– Describe the feelings that you have in your body – for instance, I feel a buzzing on my skin, and a pressure around my shoulders and chest —
– If it were a color, what color would you describe it as? Get specific.
Once you notice how your body feels, you've created connection with your body and calmed the mind just a bit.
Just sit there. You're going to become really friendly with this feeling in just a moment, but first just notice.
I sit in this for 10-15 minutes or until the feeling passes through my body or starts to fade. Maybe you're noticing in the middle of work, and you need to get a project done. Be really honest with yourself and ask whether you have 10-15 minutes to just be with yourself. A good litmus test is if a friend asked you for a few minutes of your time when you were in the middle of that project, would you say yes? If you would, then give yourself that time.
I'll tell you, I did this last night, and it works wonders. My dog Frankie has seizures, and he's a had several over the last few days. The things I want to do can't be done, so I have a thought that I don't have control over what I want to do. It's not true, but it's still a thought I give attention to, and it fuels my anxiety. I get to choose whether I want to take care of Frankie or write my podcast. Frankie gets dibs on me. Once I remember that it's a choice I'm making, and I like that choice, it calms me. It takes me out of victim mentality where I don't have control and places me back in the driver's seat.
Another thing I do is a ask myself what I need. Seems simple, right? It's something that we'd do for a friend, but we don't often do it for ourselves.
When I coach clients, they've never stopped to ask themselves what they need. They're always concerned with what others need and they get the scraps — if there are any — left over.
If we take moments to connect with ourselves through the day and ask ourselves how we feel, we'll find that our days can go much more smoothly if we just look at these feelings instead of trying to push them away.
When you ask yourself what you need, listen.

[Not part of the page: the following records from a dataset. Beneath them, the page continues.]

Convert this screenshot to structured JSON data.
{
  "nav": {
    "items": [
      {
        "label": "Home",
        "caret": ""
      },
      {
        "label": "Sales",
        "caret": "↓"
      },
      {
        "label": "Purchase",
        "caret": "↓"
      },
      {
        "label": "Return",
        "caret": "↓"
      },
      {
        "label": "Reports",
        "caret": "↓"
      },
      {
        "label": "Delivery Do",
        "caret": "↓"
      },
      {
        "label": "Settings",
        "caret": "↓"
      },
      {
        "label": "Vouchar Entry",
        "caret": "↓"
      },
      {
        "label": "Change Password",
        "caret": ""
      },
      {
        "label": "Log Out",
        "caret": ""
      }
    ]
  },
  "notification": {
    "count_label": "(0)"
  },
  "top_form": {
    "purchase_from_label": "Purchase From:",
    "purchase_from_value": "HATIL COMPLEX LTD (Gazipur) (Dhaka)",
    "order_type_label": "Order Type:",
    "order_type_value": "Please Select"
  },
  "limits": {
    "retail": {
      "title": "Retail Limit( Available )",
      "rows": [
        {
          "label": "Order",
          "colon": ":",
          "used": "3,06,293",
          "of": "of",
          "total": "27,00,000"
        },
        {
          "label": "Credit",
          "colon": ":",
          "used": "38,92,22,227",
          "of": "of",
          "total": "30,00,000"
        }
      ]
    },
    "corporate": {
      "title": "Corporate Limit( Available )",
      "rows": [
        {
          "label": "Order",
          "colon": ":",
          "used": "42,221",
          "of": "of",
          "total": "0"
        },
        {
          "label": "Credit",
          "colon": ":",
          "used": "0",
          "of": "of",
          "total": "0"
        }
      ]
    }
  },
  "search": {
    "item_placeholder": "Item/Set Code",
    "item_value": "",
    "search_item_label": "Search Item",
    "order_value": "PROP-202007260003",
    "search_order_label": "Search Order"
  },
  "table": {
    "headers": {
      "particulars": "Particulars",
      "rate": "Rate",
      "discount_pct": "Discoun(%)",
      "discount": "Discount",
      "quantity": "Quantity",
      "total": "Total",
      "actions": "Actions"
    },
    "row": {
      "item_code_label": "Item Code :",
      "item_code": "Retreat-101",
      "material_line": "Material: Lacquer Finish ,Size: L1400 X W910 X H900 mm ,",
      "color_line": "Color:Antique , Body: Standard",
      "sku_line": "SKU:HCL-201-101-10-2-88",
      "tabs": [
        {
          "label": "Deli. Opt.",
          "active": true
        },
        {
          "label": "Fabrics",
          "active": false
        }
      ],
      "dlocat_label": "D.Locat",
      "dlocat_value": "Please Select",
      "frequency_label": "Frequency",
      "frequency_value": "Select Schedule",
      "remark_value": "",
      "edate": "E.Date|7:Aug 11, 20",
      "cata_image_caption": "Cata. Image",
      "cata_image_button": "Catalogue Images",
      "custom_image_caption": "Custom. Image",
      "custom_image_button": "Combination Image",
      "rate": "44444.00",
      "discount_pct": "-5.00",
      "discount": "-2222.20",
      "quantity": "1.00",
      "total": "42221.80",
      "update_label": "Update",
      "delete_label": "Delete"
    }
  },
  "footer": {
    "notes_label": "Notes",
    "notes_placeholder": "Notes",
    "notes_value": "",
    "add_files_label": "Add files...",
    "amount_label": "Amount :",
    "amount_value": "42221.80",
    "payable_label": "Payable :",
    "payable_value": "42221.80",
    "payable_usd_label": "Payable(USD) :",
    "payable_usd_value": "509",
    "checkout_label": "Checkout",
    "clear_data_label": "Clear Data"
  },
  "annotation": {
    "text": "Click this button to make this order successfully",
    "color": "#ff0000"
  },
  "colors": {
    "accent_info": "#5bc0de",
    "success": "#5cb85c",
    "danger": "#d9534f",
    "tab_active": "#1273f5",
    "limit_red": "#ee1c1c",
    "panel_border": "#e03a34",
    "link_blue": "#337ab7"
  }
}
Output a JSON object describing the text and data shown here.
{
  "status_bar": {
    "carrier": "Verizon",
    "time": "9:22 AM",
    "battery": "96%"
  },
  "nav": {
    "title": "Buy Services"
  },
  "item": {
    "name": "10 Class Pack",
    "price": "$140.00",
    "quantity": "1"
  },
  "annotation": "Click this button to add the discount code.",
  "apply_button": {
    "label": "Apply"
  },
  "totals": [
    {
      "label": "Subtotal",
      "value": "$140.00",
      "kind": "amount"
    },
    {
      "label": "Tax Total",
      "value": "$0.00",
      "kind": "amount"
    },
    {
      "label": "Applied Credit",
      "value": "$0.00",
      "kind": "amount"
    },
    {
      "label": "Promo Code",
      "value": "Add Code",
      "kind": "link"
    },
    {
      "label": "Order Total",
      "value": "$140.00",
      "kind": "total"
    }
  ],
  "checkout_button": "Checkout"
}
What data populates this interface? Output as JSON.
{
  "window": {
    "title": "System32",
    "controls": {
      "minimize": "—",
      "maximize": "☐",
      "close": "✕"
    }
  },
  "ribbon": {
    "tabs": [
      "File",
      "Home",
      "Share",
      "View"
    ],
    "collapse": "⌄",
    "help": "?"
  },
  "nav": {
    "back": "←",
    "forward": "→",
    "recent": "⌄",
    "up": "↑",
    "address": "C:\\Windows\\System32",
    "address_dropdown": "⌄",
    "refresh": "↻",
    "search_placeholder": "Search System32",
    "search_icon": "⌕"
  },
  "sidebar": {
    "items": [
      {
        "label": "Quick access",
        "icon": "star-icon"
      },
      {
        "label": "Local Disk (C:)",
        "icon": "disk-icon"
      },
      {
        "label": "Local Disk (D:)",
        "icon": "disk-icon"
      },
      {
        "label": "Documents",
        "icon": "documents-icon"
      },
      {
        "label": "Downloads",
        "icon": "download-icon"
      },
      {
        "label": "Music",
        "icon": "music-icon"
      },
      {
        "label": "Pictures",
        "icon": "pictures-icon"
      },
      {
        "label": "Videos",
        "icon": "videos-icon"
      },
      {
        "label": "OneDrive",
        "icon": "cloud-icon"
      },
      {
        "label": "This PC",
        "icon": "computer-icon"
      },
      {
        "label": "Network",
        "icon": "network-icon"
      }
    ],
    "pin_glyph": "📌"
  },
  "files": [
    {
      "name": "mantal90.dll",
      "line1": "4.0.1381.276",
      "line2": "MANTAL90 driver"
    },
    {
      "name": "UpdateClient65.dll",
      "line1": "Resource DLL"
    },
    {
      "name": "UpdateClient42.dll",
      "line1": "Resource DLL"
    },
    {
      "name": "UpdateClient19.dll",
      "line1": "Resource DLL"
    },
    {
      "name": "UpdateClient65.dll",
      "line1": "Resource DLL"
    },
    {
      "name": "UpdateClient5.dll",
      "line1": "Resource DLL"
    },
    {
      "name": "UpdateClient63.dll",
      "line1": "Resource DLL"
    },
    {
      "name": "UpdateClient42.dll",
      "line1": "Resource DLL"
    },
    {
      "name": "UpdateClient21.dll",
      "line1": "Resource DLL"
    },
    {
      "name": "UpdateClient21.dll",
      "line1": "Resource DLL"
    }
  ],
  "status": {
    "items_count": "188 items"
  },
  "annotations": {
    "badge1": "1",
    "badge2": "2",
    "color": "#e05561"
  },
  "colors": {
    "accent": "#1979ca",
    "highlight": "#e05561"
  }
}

Maybe you need a nap. Maybe you need a day off. Maybe you need 15 minutes with the door shut, a do not disturb sign up and a cup of coffee sitting quietly with your eyes closed. Only you know what you need.
Another thing I do when I know I'm having a fear or I'm about to make a decision and I can tell my brain isn't in abundance and I want to feel abundant, I just start by reminding myself that I'm safe. That everything's going to be okay.
These are examples of how to deal with trauma responses. Burnout and over-working are trauma responses that we've learned over the years.
They're normal, and they don't need to be debilitating or prevent you from going after your goals.
I still feel anxiety from time to time, and I use these tools to reconnect with myself and give myself what I need before I go onto the next thing in my day.
It feels so much better than ignoring my needs and grinding through the work. And I get more done.
If you recognize that you have a big goal, and you're not going after it, it may be because there are emotions preventing you from pursuing those goals like fear and anxiety. You may not believe it's possible to go after your dreams while being a full time lawyer. I gurantee you that's not true. I'm a full-time lawyer and I built a coaching business on top of that. I've built it in a way and worked on my mindset, so that I could leave my law job at the end of this year. I help other clients pursue passions and build businesses that they love on top of their law practices too. They do it without the stress and overwhelm that we learn in the legal profession.
Pursue your passions. Book a call with me, and we'll talk about how we can make it happen for you while enjoying your whole life more.
You can book a call with me at dinacataldo.com/strategysession.
We only get one life. Are you doing what you want to do with it?
Alright, my friend. I'll talk to you next week.